++++ RECORDS TO USE ++++

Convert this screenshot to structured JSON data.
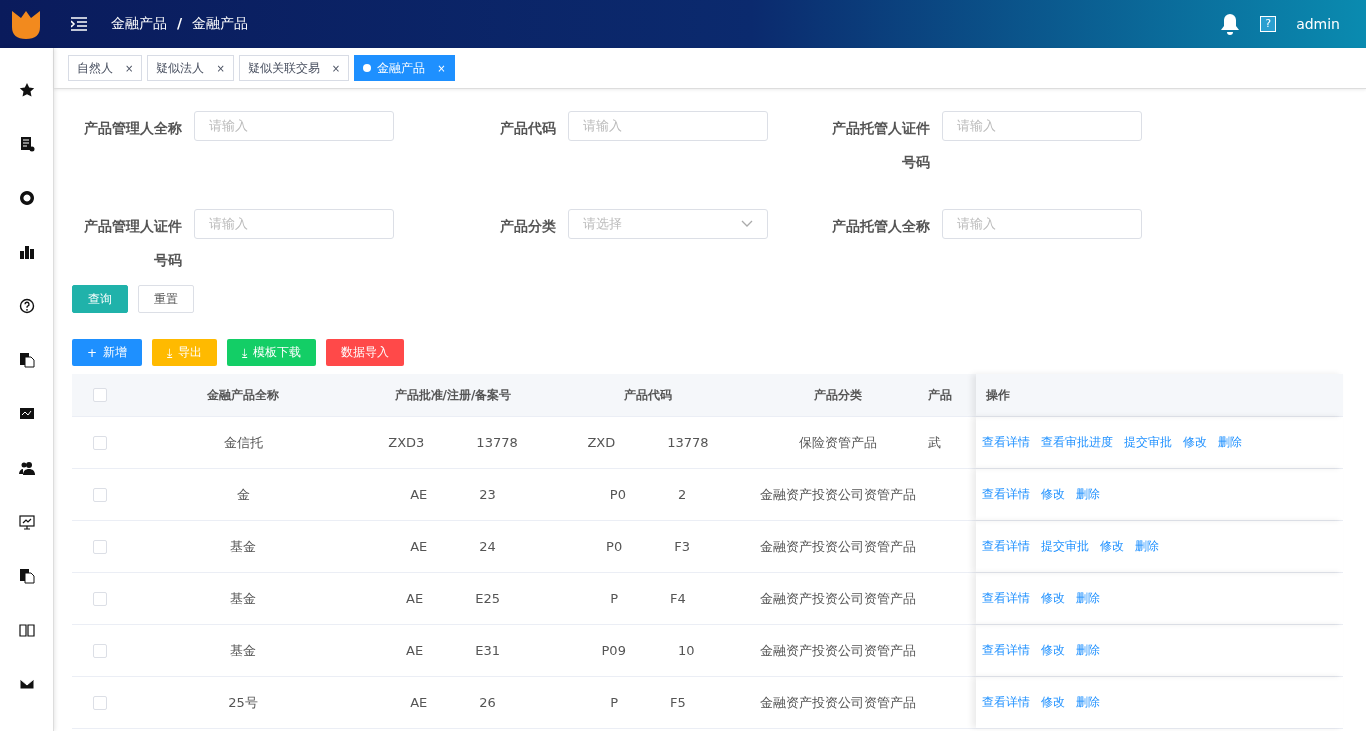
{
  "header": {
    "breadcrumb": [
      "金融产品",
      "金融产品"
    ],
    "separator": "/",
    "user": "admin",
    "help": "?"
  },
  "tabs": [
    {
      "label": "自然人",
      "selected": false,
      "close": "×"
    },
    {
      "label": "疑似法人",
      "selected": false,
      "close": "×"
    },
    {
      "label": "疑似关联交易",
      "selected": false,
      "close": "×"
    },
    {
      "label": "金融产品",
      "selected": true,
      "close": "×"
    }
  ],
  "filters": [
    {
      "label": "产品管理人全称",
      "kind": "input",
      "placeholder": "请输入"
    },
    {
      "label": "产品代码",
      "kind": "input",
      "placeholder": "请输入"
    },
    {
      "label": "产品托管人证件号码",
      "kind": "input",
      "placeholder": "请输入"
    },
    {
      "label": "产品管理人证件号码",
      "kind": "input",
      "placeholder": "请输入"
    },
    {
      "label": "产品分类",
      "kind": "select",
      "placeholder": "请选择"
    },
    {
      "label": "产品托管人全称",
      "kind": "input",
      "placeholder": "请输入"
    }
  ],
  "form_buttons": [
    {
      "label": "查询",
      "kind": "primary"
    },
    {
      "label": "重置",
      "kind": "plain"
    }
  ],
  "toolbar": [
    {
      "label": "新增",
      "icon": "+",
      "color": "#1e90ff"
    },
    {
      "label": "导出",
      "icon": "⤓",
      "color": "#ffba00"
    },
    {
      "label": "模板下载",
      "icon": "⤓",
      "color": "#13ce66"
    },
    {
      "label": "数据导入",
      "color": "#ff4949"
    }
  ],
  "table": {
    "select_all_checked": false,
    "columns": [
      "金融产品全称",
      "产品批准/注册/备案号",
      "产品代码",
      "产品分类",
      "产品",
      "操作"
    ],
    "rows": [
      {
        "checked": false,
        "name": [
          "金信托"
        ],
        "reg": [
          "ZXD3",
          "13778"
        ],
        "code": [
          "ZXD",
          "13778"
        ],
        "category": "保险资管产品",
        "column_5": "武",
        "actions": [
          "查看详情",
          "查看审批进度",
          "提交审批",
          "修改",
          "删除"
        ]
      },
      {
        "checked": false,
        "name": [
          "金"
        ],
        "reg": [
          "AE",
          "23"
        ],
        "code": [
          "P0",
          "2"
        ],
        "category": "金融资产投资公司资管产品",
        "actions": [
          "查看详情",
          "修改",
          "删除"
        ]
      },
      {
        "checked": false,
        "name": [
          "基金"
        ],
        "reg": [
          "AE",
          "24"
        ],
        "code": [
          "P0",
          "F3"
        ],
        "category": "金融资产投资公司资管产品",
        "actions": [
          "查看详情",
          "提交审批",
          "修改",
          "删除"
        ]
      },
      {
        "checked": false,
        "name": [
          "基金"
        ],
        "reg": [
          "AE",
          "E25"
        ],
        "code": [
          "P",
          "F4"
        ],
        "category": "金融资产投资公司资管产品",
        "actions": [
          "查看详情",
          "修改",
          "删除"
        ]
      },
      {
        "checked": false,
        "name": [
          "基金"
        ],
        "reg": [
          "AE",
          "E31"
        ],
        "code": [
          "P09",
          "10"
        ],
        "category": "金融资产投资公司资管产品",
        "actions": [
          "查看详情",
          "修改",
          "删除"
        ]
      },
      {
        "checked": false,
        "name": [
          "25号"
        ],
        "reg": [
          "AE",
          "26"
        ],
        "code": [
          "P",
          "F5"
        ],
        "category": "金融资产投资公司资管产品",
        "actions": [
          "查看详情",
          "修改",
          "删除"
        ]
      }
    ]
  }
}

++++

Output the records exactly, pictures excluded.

TASK RESULT >>
Convert this screenshot to structured JSON data.
{
  "header": {
    "breadcrumb": [
      "金融产品",
      "金融产品"
    ],
    "separator": "/",
    "user": "admin",
    "help": "?"
  },
  "tabs": [
    {
      "label": "自然人",
      "selected": false,
      "close": "×"
    },
    {
      "label": "疑似法人",
      "selected": false,
      "close": "×"
    },
    {
      "label": "疑似关联交易",
      "selected": false,
      "close": "×"
    },
    {
      "label": "金融产品",
      "selected": true,
      "close": "×"
    }
  ],
  "filters": [
    {
      "label": "产品管理人全称",
      "kind": "input",
      "placeholder": "请输入"
    },
    {
      "label": "产品代码",
      "kind": "input",
      "placeholder": "请输入"
    },
    {
      "label": "产品托管人证件号码",
      "kind": "input",
      "placeholder": "请输入"
    },
    {
      "label": "产品管理人证件号码",
      "kind": "input",
      "placeholder": "请输入"
    },
    {
      "label": "产品分类",
      "kind": "select",
      "placeholder": "请选择"
    },
    {
      "label": "产品托管人全称",
      "kind": "input",
      "placeholder": "请输入"
    }
  ],
  "form_buttons": [
    {
      "label": "查询",
      "kind": "primary"
    },
    {
      "label": "重置",
      "kind": "plain"
    }
  ],
  "toolbar": [
    {
      "label": "新增",
      "icon": "+",
      "color": "#1e90ff"
    },
    {
      "label": "导出",
      "icon": "⤓",
      "color": "#ffba00"
    },
    {
      "label": "模板下载",
      "icon": "⤓",
      "color": "#13ce66"
    },
    {
      "label": "数据导入",
      "color": "#ff4949"
    }
  ],
  "table": {
    "select_all_checked": false,
    "columns": [
      "金融产品全称",
      "产品批准/注册/备案号",
      "产品代码",
      "产品分类",
      "产品",
      "操作"
    ],
    "rows": [
      {
        "checked": false,
        "name": [
          "金信托"
        ],
        "reg": [
          "ZXD3",
          "13778"
        ],
        "code": [
          "ZXD",
          "13778"
        ],
        "category": "保险资管产品",
        "column_5": "武",
        "actions": [
          "查看详情",
          "查看审批进度",
          "提交审批",
          "修改",
          "删除"
        ]
      },
      {
        "checked": false,
        "name": [
          "金"
        ],
        "reg": [
          "AE",
          "23"
        ],
        "code": [
          "P0",
          "2"
        ],
        "category": "金融资产投资公司资管产品",
        "actions": [
          "查看详情",
          "修改",
          "删除"
        ]
      },
      {
        "checked": false,
        "name": [
          "基金"
        ],
        "reg": [
          "AE",
          "24"
        ],
        "code": [
          "P0",
          "F3"
        ],
        "category": "金融资产投资公司资管产品",
        "actions": [
          "查看详情",
          "提交审批",
          "修改",
          "删除"
        ]
      },
      {
        "checked": false,
        "name": [
          "基金"
        ],
        "reg": [
          "AE",
          "E25"
        ],
        "code": [
          "P",
          "F4"
        ],
        "category": "金融资产投资公司资管产品",
        "actions": [
          "查看详情",
          "修改",
          "删除"
        ]
      },
      {
        "checked": false,
        "name": [
          "基金"
        ],
        "reg": [
          "AE",
          "E31"
        ],
        "code": [
          "P09",
          "10"
        ],
        "category": "金融资产投资公司资管产品",
        "actions": [
          "查看详情",
          "修改",
          "删除"
        ]
      },
      {
        "checked": false,
        "name": [
          "25号"
        ],
        "reg": [
          "AE",
          "26"
        ],
        "code": [
          "P",
          "F5"
        ],
        "category": "金融资产投资公司资管产品",
        "actions": [
          "查看详情",
          "修改",
          "删除"
        ]
      }
    ]
  }
}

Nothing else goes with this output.